[Data records]
....

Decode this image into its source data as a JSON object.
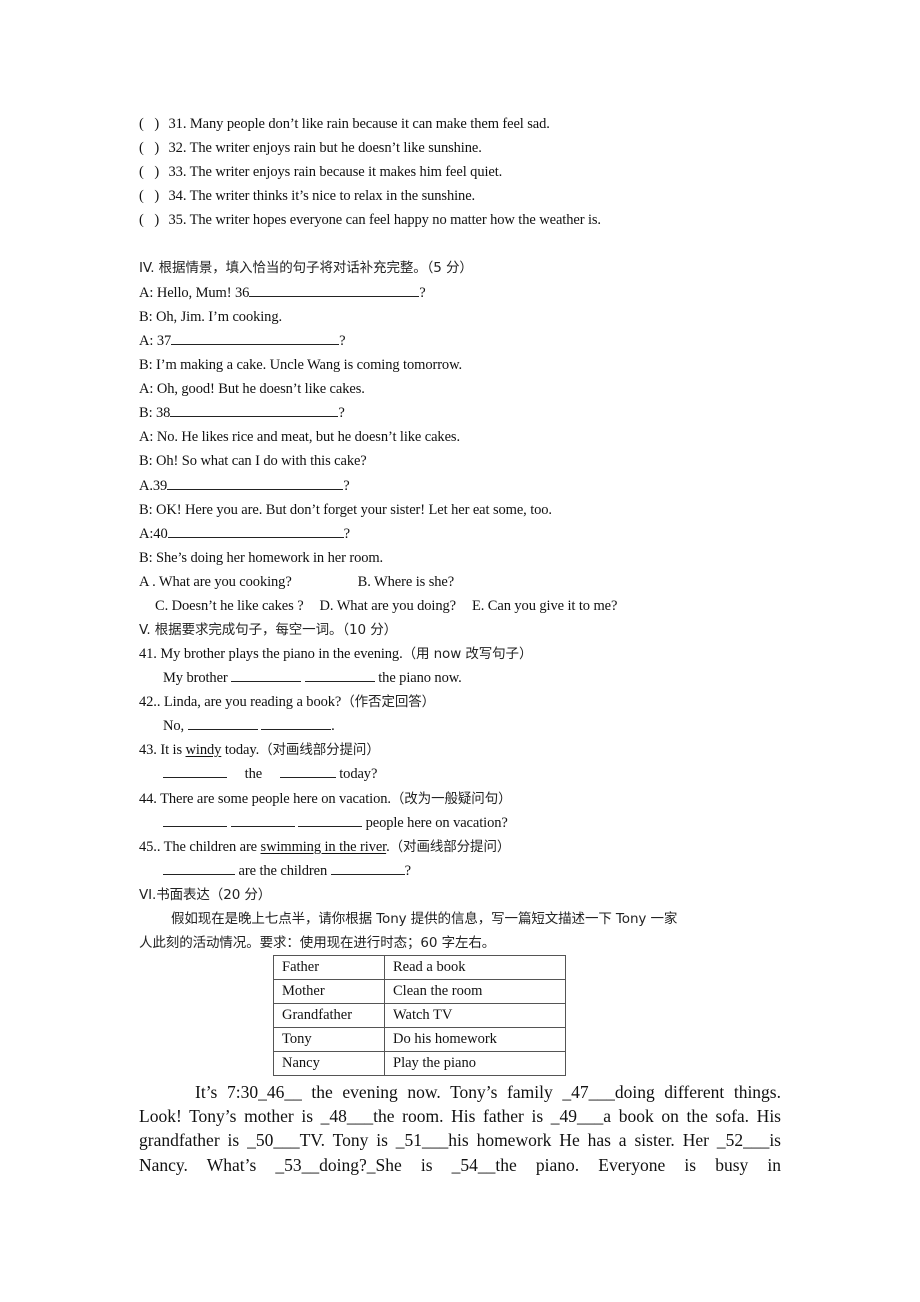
{
  "section3": {
    "items": [
      {
        "paren_open": "(",
        "paren_close": ")",
        "text": "31. Many people don’t like rain because it can make them feel sad."
      },
      {
        "paren_open": "(",
        "paren_close": ")",
        "text": "32. The writer enjoys rain but he doesn’t like sunshine."
      },
      {
        "paren_open": "(",
        "paren_close": ")",
        "text": "33. The writer enjoys rain because it makes him feel quiet."
      },
      {
        "paren_open": "(",
        "paren_close": ")",
        "text": "34. The writer thinks it’s nice to relax in the sunshine."
      },
      {
        "paren_open": "(",
        "paren_close": ")",
        "text": "35. The writer hopes everyone can feel happy no matter how the weather is."
      }
    ]
  },
  "section4": {
    "heading": "IV. 根据情景，填入恰当的句子将对话补充完整。（5 分）",
    "dialogue": [
      {
        "prefix": "A: Hello, Mum! 36",
        "suffix": "?",
        "has_blank": true
      },
      {
        "prefix": "B: Oh, Jim. I’m cooking.",
        "suffix": "",
        "has_blank": false
      },
      {
        "prefix": "A: 37",
        "suffix": "?",
        "has_blank": true
      },
      {
        "prefix": "B: I’m making a cake. Uncle Wang is coming tomorrow.",
        "suffix": "",
        "has_blank": false
      },
      {
        "prefix": "A: Oh, good! But he doesn’t like cakes.",
        "suffix": "",
        "has_blank": false
      },
      {
        "prefix": "B: 38",
        "suffix": "?",
        "has_blank": true
      },
      {
        "prefix": "A: No. He likes rice and meat, but he doesn’t like cakes.",
        "suffix": "",
        "has_blank": false
      },
      {
        "prefix": "B: Oh! So what can I do with this cake?",
        "suffix": "",
        "has_blank": false
      },
      {
        "prefix": "A.39",
        "suffix": "?",
        "has_blank": true
      },
      {
        "prefix": "B: OK! Here you are. But don’t forget your sister! Let her eat some, too.",
        "suffix": "",
        "has_blank": false
      },
      {
        "prefix": "A:40",
        "suffix": "?",
        "has_blank": true
      },
      {
        "prefix": "B: She’s doing her homework in her room.",
        "suffix": "",
        "has_blank": false
      }
    ],
    "options": {
      "A": "A . What are you cooking?",
      "B": "B. Where is she?",
      "C": "C. Doesn’t he like cakes ?",
      "D": "D. What are you doing?",
      "E": "E. Can you give it to me?"
    }
  },
  "section5": {
    "heading": "V. 根据要求完成句子，每空一词。（10 分）",
    "q41": {
      "text": "41. My brother plays the piano in the evening.",
      "instruction": "（用 now 改写句子）",
      "answer_prefix": "My brother",
      "answer_suffix": "the piano now."
    },
    "q42": {
      "text": "42.. Linda, are you reading a book?",
      "instruction": "（作否定回答）",
      "answer_prefix": "No,",
      "answer_suffix": "."
    },
    "q43": {
      "text_before": "43. It is ",
      "underlined": "windy",
      "text_after": " today.",
      "instruction": "（对画线部分提问）",
      "answer_mid": "the",
      "answer_suffix": "today?"
    },
    "q44": {
      "text": "44. There are some people here on vacation.",
      "instruction": "（改为一般疑问句）",
      "answer_suffix": "people here on vacation?"
    },
    "q45": {
      "text_before": "45.. The children are ",
      "underlined": "swimming in the river",
      "text_after": ".",
      "instruction": "（对画线部分提问）",
      "answer_mid": "are the children",
      "answer_suffix": "?"
    }
  },
  "section6": {
    "heading": "VI.书面表达（20 分）",
    "prompt_line1": "假如现在是晚上七点半，请你根据 Tony 提供的信息，写一篇短文描述一下 Tony 一家",
    "prompt_line2": "人此刻的活动情况。要求：使用现在进行时态；60 字左右。",
    "table": [
      {
        "person": "Father",
        "activity": "Read a book"
      },
      {
        "person": "Mother",
        "activity": "Clean the room"
      },
      {
        "person": "Grandfather",
        "activity": "Watch TV"
      },
      {
        "person": "Tony",
        "activity": "Do his homework"
      },
      {
        "person": "Nancy",
        "activity": "Play the piano"
      }
    ],
    "passage": [
      "It’s 7:30_46__ the evening now. Tony’s family _47___doing different things.",
      "Look! Tony’s mother is _48___the room. His father is _49___a book on the sofa. His",
      "grandfather is _50___TV. Tony is _51___his homework He has a sister. Her _52___is",
      "Nancy. What’s _53__doing?_She is _54__the piano. Everyone is busy in"
    ]
  }
}
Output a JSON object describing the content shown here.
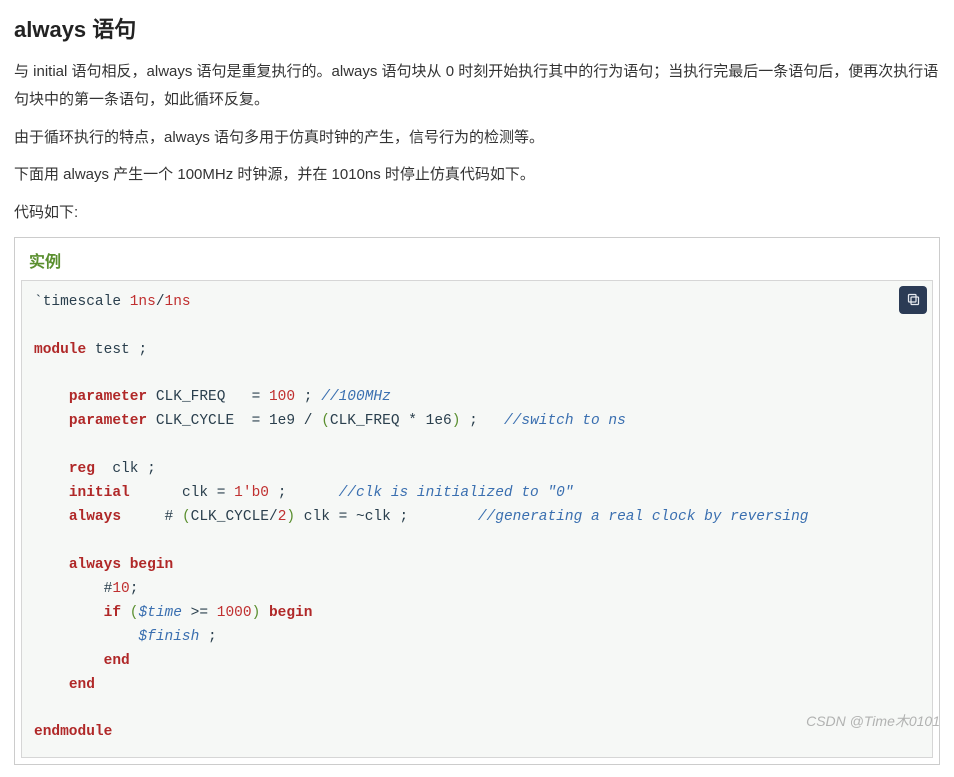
{
  "heading": "always 语句",
  "paragraphs": [
    "与 initial 语句相反，always 语句是重复执行的。always 语句块从 0 时刻开始执行其中的行为语句；当执行完最后一条语句后，便再次执行语句块中的第一条语句，如此循环反复。",
    "由于循环执行的特点，always 语句多用于仿真时钟的产生，信号行为的检测等。",
    "下面用 always 产生一个 100MHz 时钟源，并在 1010ns 时停止仿真代码如下。",
    "代码如下:"
  ],
  "example_label": "实例",
  "code": {
    "l01": {
      "directive": "`timescale",
      "val1": "1ns",
      "slash": "/",
      "val2": "1ns"
    },
    "l03": {
      "kw": "module",
      "name": "test",
      "semi": ";"
    },
    "l05": {
      "kw": "parameter",
      "name": "CLK_FREQ",
      "eq": "=",
      "val": "100",
      "semi": ";",
      "comm": "//100MHz"
    },
    "l06": {
      "kw": "parameter",
      "name": "CLK_CYCLE",
      "eq": "=",
      "v1": "1e9",
      "op": "/",
      "lp": "(",
      "a": "CLK_FREQ",
      "mul": "*",
      "b": "1e6",
      "rp": ")",
      "semi": ";",
      "comm": "//switch to ns"
    },
    "l08": {
      "kw": "reg",
      "name": "clk",
      "semi": ";"
    },
    "l09": {
      "kw": "initial",
      "lhs": "clk",
      "eq": "=",
      "val": "1'b0",
      "semi": ";",
      "comm": "//clk is initialized to \"0\""
    },
    "l10": {
      "kw": "always",
      "hash": "#",
      "lp": "(",
      "a": "CLK_CYCLE",
      "div": "/",
      "b": "2",
      "rp": ")",
      "lhs": "clk",
      "eq": "=",
      "neg": "~",
      "rhs": "clk",
      "semi": ";",
      "comm": "//generating a real clock by reversing"
    },
    "l12": {
      "kw1": "always",
      "kw2": "begin"
    },
    "l13": {
      "hash": "#",
      "val": "10",
      "semi": ";"
    },
    "l14": {
      "kw": "if",
      "lp": "(",
      "sys": "$time",
      "op": ">=",
      "val": "1000",
      "rp": ")",
      "kw2": "begin"
    },
    "l15": {
      "sys": "$finish",
      "semi": ";"
    },
    "l16": {
      "kw": "end"
    },
    "l17": {
      "kw": "end"
    },
    "l19": {
      "kw": "endmodule"
    }
  },
  "watermark": "CSDN @Time木0101"
}
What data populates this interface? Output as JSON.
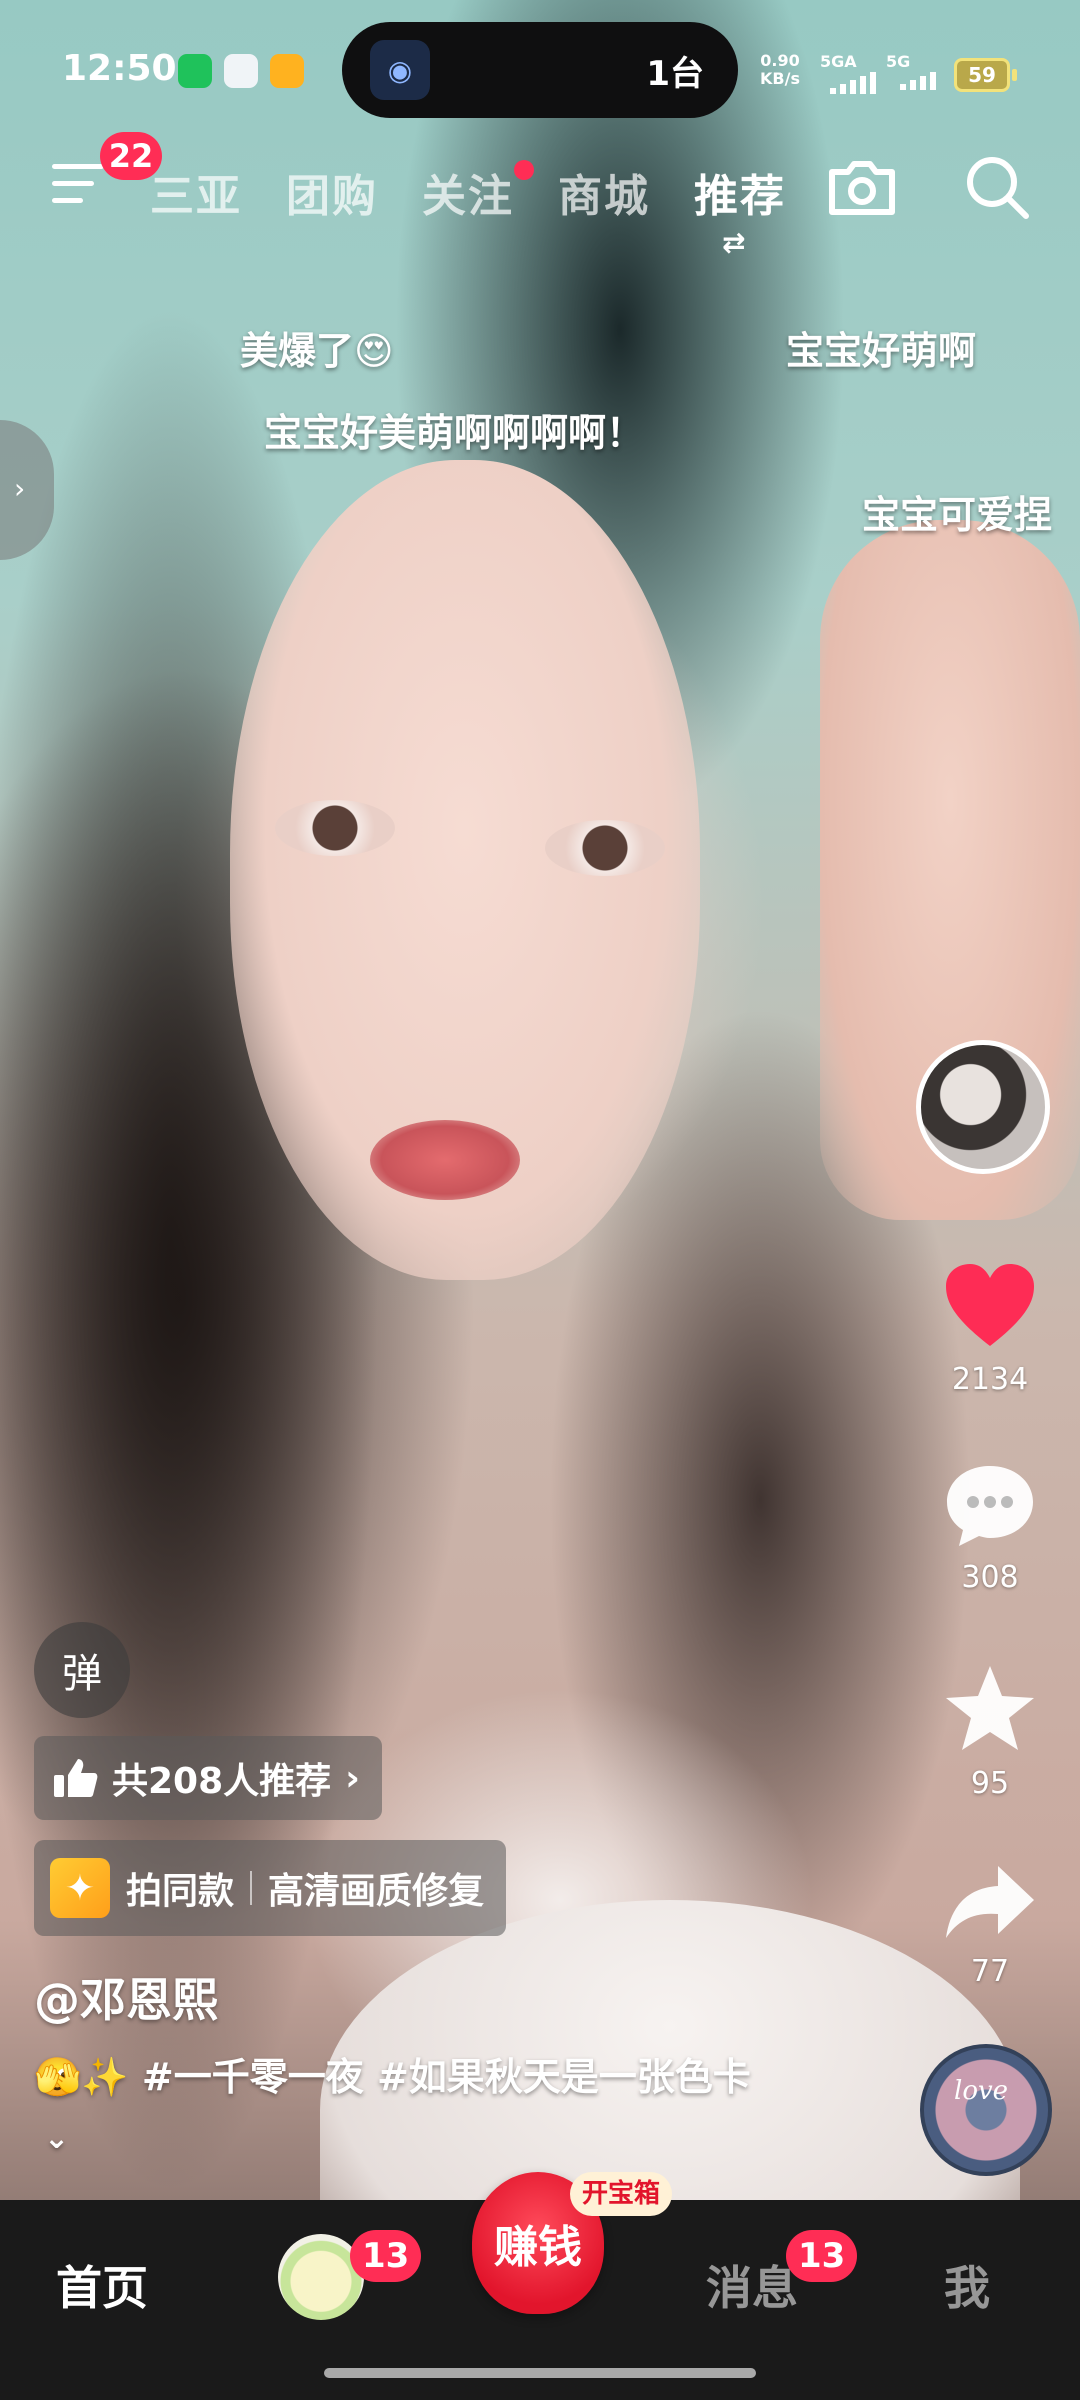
{
  "status_bar": {
    "time": "12:50",
    "island_count": "1台",
    "net_speed": "0.90",
    "net_unit": "KB/s",
    "sim1": "5GA",
    "sim2": "5G",
    "battery": "59"
  },
  "top_nav": {
    "menu_badge": "22",
    "tabs": [
      {
        "label": "三亚"
      },
      {
        "label": "团购"
      },
      {
        "label": "关注"
      },
      {
        "label": "商城"
      },
      {
        "label": "推荐"
      }
    ],
    "active_tab": "推荐",
    "swap_icon": "⇄"
  },
  "danmaku": [
    {
      "text": "美爆了😍"
    },
    {
      "text": "宝宝好萌啊"
    },
    {
      "text": "宝宝好美萌啊啊啊啊！"
    },
    {
      "text": "宝宝可爱捏"
    }
  ],
  "side_handle": "›",
  "actions": {
    "like_count": "2134",
    "comment_count": "308",
    "favorite_count": "95",
    "share_count": "77"
  },
  "music_disc_text": "love",
  "info": {
    "danmu_toggle": "弹",
    "recommend_text": "共208人推荐",
    "recommend_arrow": "›",
    "same_style": "拍同款",
    "hd_fix": "高清画质修复",
    "author": "@邓恩熙",
    "desc_emoji": "🫣✨",
    "desc": "#一千零一夜 #如果秋天是一张色卡",
    "more": "⌄"
  },
  "bottom_nav": {
    "home": "首页",
    "friends_badge": "13",
    "earn": "赚钱",
    "treasure": "开宝箱",
    "messages": "消息",
    "messages_badge": "13",
    "me": "我"
  },
  "colors": {
    "accent_red": "#ff2d55",
    "earn_red": "#e2152c"
  }
}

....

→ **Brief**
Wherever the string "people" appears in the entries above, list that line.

→ **Answer box**
        "text": "31. Many people don’t like rain because it can make them feel sad."
      "text": "44. There are some people here on vacation.",
      "answer_suffix": "people here on vacation?"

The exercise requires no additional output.